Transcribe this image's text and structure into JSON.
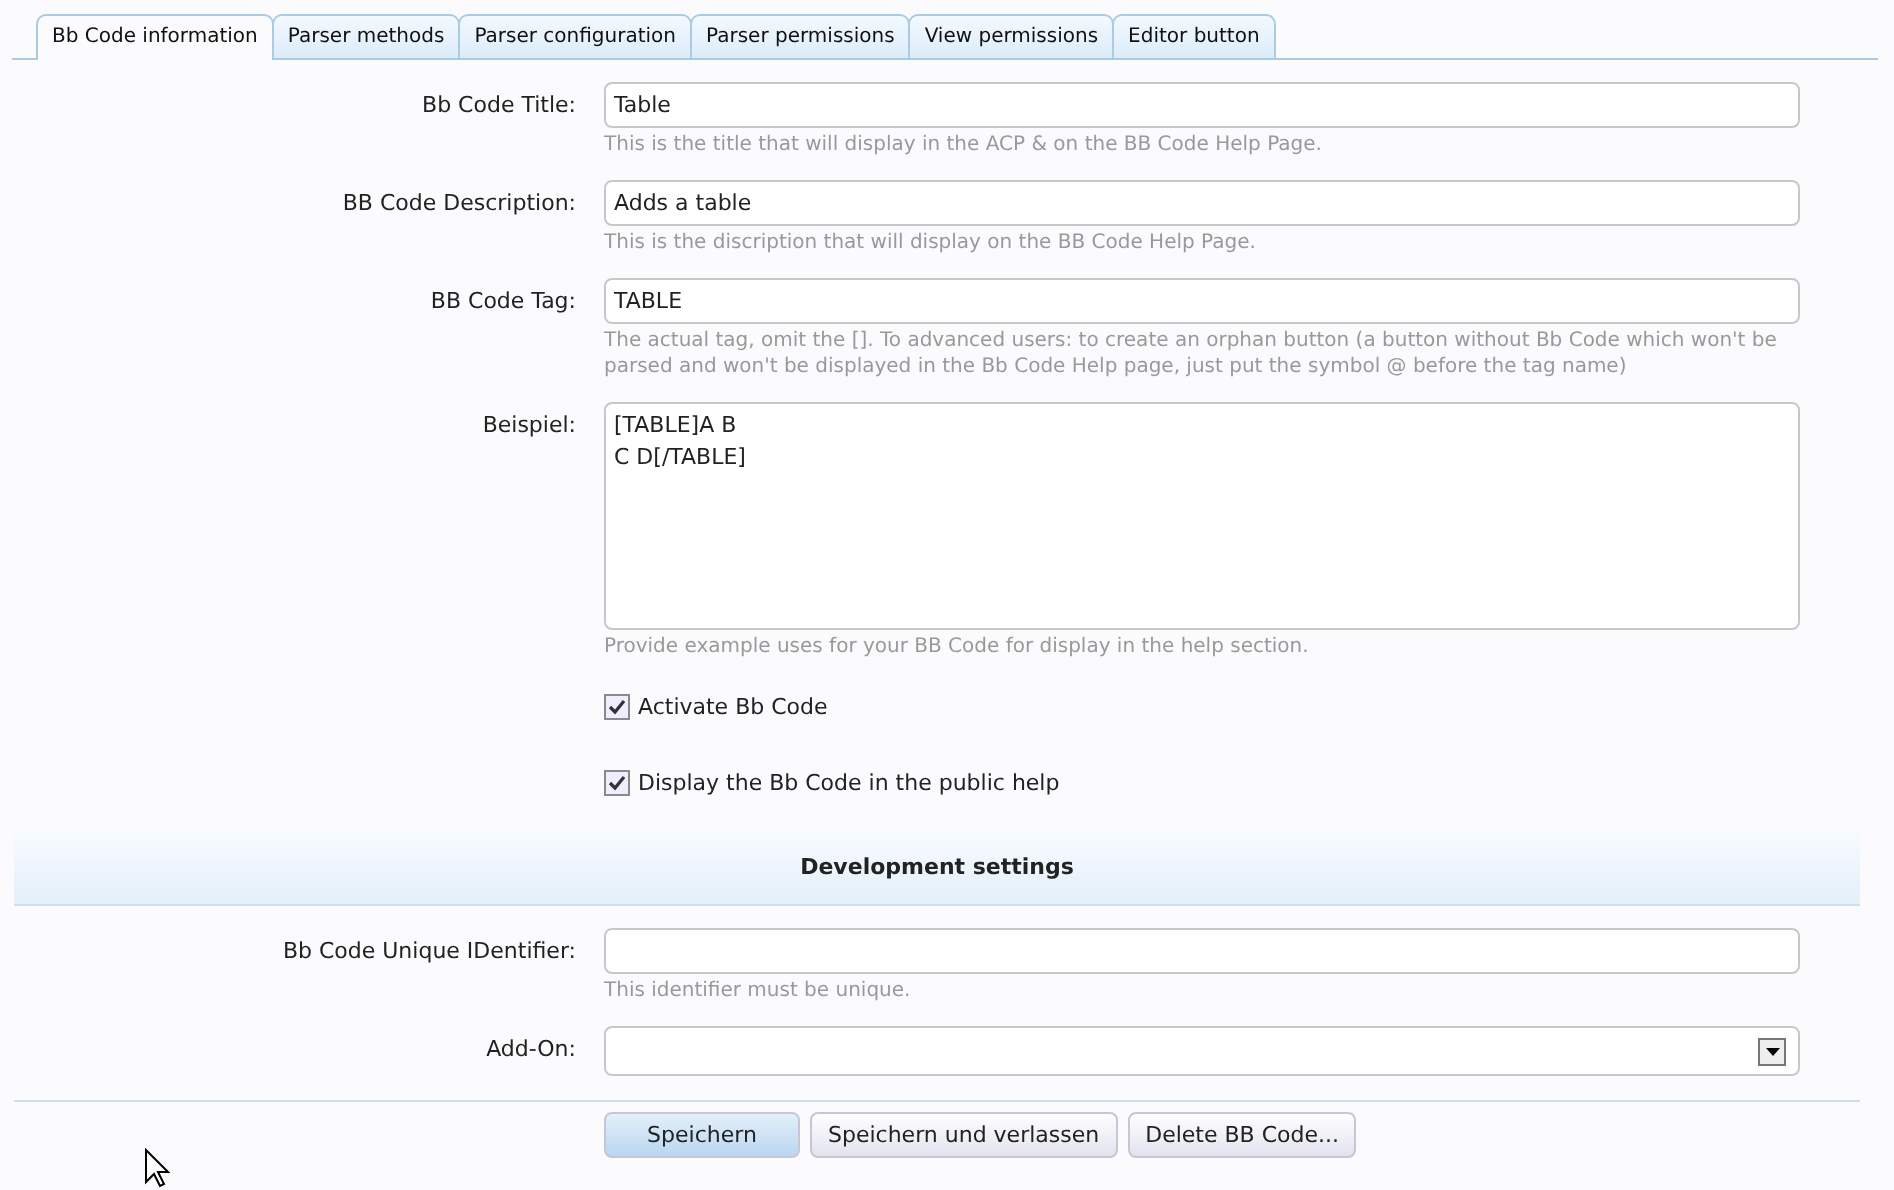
{
  "tabs": [
    {
      "label": "Bb Code information",
      "selected": true
    },
    {
      "label": "Parser methods",
      "selected": false
    },
    {
      "label": "Parser configuration",
      "selected": false
    },
    {
      "label": "Parser permissions",
      "selected": false
    },
    {
      "label": "View permissions",
      "selected": false
    },
    {
      "label": "Editor button",
      "selected": false
    }
  ],
  "fields": [
    {
      "kind": "text",
      "label": "Bb Code Title:",
      "value": "Table",
      "hint": "This is the title that will display in the ACP & on the BB Code Help Page."
    },
    {
      "kind": "text",
      "label": "BB Code Description:",
      "value": "Adds a table",
      "hint": "This is the discription that will display on the BB Code Help Page."
    },
    {
      "kind": "text",
      "label": "BB Code Tag:",
      "value": "TABLE",
      "hint": "The actual tag, omit the []. To advanced users: to create an orphan button (a button without Bb Code which won't be parsed and won't be displayed in the Bb Code Help page, just put the symbol @ before the tag name)"
    },
    {
      "kind": "textarea",
      "label": "Beispiel:",
      "value": "[TABLE]A B\nC D[/TABLE]",
      "hint": "Provide example uses for your BB Code for display in the help section."
    },
    {
      "kind": "checkbox",
      "label": "Activate Bb Code",
      "checked": true
    },
    {
      "kind": "checkbox",
      "label": "Display the Bb Code in the public help",
      "checked": true
    }
  ],
  "development": {
    "heading": "Development settings",
    "fields": [
      {
        "kind": "text",
        "label": "Bb Code Unique IDentifier:",
        "hint": "This identifier must be unique."
      },
      {
        "kind": "select",
        "label": "Add-On:"
      }
    ]
  },
  "buttons": [
    {
      "label": "Speichern",
      "primary": true
    },
    {
      "label": "Speichern und verlassen",
      "primary": false
    },
    {
      "label": "Delete BB Code...",
      "primary": false
    }
  ]
}
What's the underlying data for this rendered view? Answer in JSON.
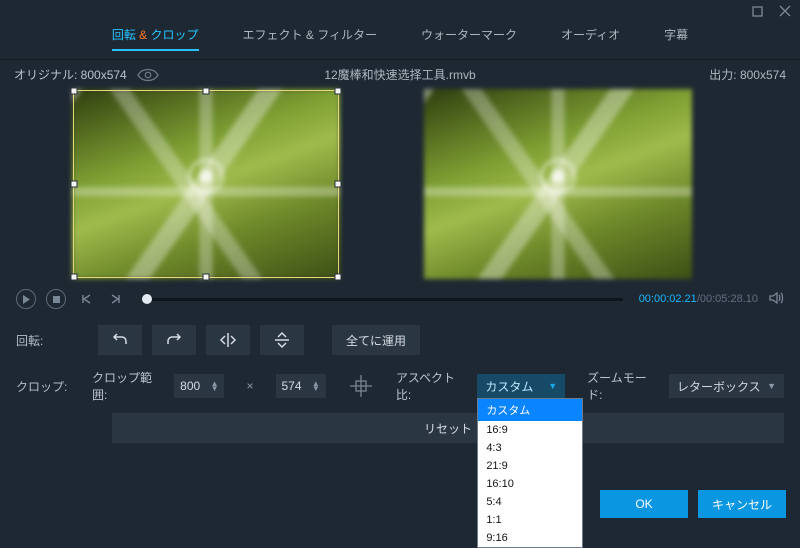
{
  "tabs": {
    "rotate_crop_pre": "回転 ",
    "rotate_crop_amp": "&",
    "rotate_crop_post": " クロップ",
    "effect_filter": "エフェクト & フィルター",
    "watermark": "ウォーターマーク",
    "audio": "オーディオ",
    "subtitle": "字幕"
  },
  "info": {
    "original_label": "オリジナル: 800x574",
    "filename": "12魔棒和快速选择工具.rmvb",
    "output_label": "出力: 800x574"
  },
  "time": {
    "current": "00:00:02.21",
    "total": "00:05:28.10"
  },
  "rotate": {
    "label": "回転:",
    "apply_all": "全てに運用"
  },
  "crop": {
    "label": "クロップ:",
    "range_label": "クロップ範囲:",
    "w": "800",
    "h": "574",
    "reset": "リセット",
    "aspect_label": "アスペクト比:",
    "aspect_selected": "カスタム",
    "aspect_options": [
      "カスタム",
      "16:9",
      "4:3",
      "21:9",
      "16:10",
      "5:4",
      "1:1",
      "9:16"
    ],
    "zoom_label": "ズームモード:",
    "zoom_selected": "レターボックス"
  },
  "footer": {
    "ok": "OK",
    "cancel": "キャンセル"
  }
}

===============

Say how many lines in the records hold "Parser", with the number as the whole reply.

ANSWER TO THE EXERCISE ▸ 3